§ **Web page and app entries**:
=== Begin Enclosure ===
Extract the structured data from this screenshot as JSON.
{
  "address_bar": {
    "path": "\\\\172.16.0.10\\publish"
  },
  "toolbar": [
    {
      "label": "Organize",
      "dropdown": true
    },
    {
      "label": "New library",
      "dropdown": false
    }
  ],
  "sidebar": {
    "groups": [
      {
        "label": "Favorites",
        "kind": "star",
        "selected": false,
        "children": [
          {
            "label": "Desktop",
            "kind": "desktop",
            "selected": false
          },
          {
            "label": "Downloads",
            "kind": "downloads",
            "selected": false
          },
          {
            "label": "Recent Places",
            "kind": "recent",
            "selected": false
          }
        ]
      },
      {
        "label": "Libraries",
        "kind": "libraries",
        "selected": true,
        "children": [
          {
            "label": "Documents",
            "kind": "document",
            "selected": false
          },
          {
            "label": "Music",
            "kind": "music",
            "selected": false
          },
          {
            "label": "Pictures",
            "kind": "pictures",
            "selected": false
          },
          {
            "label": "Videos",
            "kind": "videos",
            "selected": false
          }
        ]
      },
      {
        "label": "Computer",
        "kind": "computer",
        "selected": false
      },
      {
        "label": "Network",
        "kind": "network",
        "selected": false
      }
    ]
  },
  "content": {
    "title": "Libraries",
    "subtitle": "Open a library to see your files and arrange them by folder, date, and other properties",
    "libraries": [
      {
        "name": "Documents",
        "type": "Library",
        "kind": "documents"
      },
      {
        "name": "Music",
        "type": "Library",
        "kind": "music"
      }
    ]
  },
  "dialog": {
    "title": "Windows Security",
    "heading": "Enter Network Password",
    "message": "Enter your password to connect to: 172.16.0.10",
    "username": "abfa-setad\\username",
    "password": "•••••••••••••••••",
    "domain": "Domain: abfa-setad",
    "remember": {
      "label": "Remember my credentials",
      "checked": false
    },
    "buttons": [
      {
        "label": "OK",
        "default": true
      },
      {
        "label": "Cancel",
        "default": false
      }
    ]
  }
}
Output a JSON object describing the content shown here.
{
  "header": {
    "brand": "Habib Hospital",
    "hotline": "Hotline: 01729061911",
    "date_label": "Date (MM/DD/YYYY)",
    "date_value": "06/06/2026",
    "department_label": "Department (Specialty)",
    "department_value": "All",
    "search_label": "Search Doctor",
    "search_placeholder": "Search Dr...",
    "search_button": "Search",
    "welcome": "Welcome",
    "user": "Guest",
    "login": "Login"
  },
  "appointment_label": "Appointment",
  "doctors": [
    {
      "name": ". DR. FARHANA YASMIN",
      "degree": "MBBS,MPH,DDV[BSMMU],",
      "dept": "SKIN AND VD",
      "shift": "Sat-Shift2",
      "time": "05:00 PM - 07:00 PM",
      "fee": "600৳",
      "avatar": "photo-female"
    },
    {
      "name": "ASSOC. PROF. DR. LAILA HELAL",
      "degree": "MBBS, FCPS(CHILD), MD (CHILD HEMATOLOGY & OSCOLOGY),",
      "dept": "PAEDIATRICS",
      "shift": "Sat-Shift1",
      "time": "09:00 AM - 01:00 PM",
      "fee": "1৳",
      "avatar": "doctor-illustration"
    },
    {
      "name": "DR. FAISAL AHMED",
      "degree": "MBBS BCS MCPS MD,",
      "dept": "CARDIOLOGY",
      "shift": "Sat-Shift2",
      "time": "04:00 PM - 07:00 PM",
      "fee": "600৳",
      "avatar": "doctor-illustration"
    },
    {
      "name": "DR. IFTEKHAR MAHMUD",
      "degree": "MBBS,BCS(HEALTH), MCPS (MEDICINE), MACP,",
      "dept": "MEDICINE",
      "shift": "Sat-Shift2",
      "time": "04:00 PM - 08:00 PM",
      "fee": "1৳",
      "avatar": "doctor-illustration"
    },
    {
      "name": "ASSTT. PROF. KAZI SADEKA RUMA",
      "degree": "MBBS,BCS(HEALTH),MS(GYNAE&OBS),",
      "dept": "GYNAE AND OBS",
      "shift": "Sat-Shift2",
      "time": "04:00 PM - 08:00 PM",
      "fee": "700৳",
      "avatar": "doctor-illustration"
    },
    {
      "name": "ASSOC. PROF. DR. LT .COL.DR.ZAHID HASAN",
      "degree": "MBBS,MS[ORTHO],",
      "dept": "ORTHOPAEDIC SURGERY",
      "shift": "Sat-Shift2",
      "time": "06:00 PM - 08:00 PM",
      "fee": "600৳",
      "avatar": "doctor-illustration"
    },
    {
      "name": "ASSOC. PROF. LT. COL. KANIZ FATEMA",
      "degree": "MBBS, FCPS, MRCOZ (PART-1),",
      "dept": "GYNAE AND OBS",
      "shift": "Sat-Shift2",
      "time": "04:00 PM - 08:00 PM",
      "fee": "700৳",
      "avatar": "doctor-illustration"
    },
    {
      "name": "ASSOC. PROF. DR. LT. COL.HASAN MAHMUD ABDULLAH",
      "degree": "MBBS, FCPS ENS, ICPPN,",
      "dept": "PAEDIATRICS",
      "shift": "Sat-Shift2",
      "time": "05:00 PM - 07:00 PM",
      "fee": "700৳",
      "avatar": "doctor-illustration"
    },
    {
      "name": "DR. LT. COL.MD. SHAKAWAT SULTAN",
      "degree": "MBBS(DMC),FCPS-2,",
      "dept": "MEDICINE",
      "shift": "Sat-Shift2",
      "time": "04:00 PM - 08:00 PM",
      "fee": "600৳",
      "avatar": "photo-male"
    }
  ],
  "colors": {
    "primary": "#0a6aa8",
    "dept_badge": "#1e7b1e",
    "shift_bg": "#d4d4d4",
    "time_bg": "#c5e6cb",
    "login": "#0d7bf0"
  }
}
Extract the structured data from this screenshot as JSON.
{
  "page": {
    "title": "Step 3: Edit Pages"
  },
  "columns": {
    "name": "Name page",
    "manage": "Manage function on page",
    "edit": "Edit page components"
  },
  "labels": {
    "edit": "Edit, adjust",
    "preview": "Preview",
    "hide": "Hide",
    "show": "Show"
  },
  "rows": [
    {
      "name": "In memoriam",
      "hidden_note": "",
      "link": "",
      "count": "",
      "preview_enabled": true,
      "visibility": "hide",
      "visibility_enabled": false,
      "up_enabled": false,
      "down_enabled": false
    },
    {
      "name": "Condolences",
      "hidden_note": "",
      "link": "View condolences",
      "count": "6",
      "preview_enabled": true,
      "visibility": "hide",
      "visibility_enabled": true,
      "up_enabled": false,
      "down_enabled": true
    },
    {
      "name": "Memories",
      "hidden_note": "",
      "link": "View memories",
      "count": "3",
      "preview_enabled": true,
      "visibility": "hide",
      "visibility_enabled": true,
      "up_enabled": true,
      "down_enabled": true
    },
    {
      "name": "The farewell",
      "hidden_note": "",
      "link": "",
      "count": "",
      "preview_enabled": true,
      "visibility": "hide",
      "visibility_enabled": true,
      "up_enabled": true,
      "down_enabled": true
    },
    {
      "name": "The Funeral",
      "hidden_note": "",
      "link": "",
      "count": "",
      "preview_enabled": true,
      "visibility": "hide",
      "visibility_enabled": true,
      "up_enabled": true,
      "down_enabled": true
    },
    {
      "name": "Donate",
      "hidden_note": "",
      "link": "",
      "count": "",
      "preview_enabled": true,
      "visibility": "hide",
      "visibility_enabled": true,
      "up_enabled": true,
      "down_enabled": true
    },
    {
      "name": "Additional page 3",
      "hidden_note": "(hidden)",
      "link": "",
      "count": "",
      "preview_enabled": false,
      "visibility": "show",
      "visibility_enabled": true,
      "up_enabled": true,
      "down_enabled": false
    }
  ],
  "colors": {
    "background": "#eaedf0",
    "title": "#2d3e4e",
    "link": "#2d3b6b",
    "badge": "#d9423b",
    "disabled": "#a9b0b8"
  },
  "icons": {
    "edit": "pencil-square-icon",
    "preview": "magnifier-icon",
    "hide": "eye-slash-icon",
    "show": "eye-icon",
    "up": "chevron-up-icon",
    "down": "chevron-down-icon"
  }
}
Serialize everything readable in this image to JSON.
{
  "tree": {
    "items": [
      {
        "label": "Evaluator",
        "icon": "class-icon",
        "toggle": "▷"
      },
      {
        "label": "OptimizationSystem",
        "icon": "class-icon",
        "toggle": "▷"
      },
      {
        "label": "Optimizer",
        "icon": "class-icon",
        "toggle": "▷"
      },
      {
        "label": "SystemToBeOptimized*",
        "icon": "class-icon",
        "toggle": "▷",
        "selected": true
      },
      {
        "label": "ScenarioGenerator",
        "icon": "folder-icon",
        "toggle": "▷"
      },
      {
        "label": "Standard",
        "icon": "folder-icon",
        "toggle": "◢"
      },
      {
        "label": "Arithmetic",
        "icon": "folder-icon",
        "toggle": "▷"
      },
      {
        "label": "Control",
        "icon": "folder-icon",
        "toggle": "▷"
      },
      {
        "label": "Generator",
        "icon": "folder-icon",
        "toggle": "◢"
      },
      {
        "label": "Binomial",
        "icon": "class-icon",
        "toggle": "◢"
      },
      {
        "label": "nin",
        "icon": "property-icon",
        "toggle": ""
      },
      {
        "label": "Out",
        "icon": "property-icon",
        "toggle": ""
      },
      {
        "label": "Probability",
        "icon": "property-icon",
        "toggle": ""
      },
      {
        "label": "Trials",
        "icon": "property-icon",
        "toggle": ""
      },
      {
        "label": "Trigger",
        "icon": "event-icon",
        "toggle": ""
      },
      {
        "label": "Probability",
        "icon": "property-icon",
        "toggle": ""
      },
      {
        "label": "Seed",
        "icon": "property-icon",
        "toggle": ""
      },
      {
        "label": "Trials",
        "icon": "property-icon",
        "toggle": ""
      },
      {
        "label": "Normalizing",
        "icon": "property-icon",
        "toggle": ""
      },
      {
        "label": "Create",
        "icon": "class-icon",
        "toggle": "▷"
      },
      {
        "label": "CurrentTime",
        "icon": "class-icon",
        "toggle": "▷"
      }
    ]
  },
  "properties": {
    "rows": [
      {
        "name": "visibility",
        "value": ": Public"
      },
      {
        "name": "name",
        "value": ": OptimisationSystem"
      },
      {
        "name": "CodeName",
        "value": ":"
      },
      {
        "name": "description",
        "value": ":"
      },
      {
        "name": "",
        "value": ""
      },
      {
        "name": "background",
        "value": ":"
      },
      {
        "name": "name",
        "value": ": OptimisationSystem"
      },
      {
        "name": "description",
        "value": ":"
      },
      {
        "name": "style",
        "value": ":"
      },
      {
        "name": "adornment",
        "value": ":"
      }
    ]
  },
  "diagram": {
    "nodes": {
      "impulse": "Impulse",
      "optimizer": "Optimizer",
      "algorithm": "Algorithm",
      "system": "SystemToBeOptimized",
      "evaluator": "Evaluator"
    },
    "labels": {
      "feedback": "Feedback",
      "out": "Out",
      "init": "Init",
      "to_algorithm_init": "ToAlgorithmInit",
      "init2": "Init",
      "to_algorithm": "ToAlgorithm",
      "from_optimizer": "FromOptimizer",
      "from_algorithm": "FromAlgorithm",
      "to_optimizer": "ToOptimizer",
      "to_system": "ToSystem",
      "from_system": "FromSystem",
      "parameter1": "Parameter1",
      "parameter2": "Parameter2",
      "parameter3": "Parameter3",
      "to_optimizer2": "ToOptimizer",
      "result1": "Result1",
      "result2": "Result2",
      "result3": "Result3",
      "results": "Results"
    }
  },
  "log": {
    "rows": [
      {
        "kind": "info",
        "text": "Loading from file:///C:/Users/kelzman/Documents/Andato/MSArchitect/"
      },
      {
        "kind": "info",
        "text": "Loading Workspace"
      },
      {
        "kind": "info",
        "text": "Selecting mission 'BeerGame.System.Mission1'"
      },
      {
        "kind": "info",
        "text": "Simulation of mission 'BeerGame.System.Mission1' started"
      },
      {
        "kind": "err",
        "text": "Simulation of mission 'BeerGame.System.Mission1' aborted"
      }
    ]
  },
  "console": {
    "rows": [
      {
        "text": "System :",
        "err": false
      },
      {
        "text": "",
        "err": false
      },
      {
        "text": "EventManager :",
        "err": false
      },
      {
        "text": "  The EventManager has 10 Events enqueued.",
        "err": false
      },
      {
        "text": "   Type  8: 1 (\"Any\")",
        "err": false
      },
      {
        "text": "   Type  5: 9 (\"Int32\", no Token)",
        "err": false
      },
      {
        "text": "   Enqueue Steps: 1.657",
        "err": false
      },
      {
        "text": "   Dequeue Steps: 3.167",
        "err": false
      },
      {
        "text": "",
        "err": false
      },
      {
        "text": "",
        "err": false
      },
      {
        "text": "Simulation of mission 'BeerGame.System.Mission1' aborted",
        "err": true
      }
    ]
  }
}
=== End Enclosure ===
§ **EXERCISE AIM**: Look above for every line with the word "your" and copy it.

§ **RESPONSE**:
    "subtitle": "Open a library to see your files and arrange them by folder, date, and other properties",
    "message": "Enter your password to connect to: 172.16.0.10",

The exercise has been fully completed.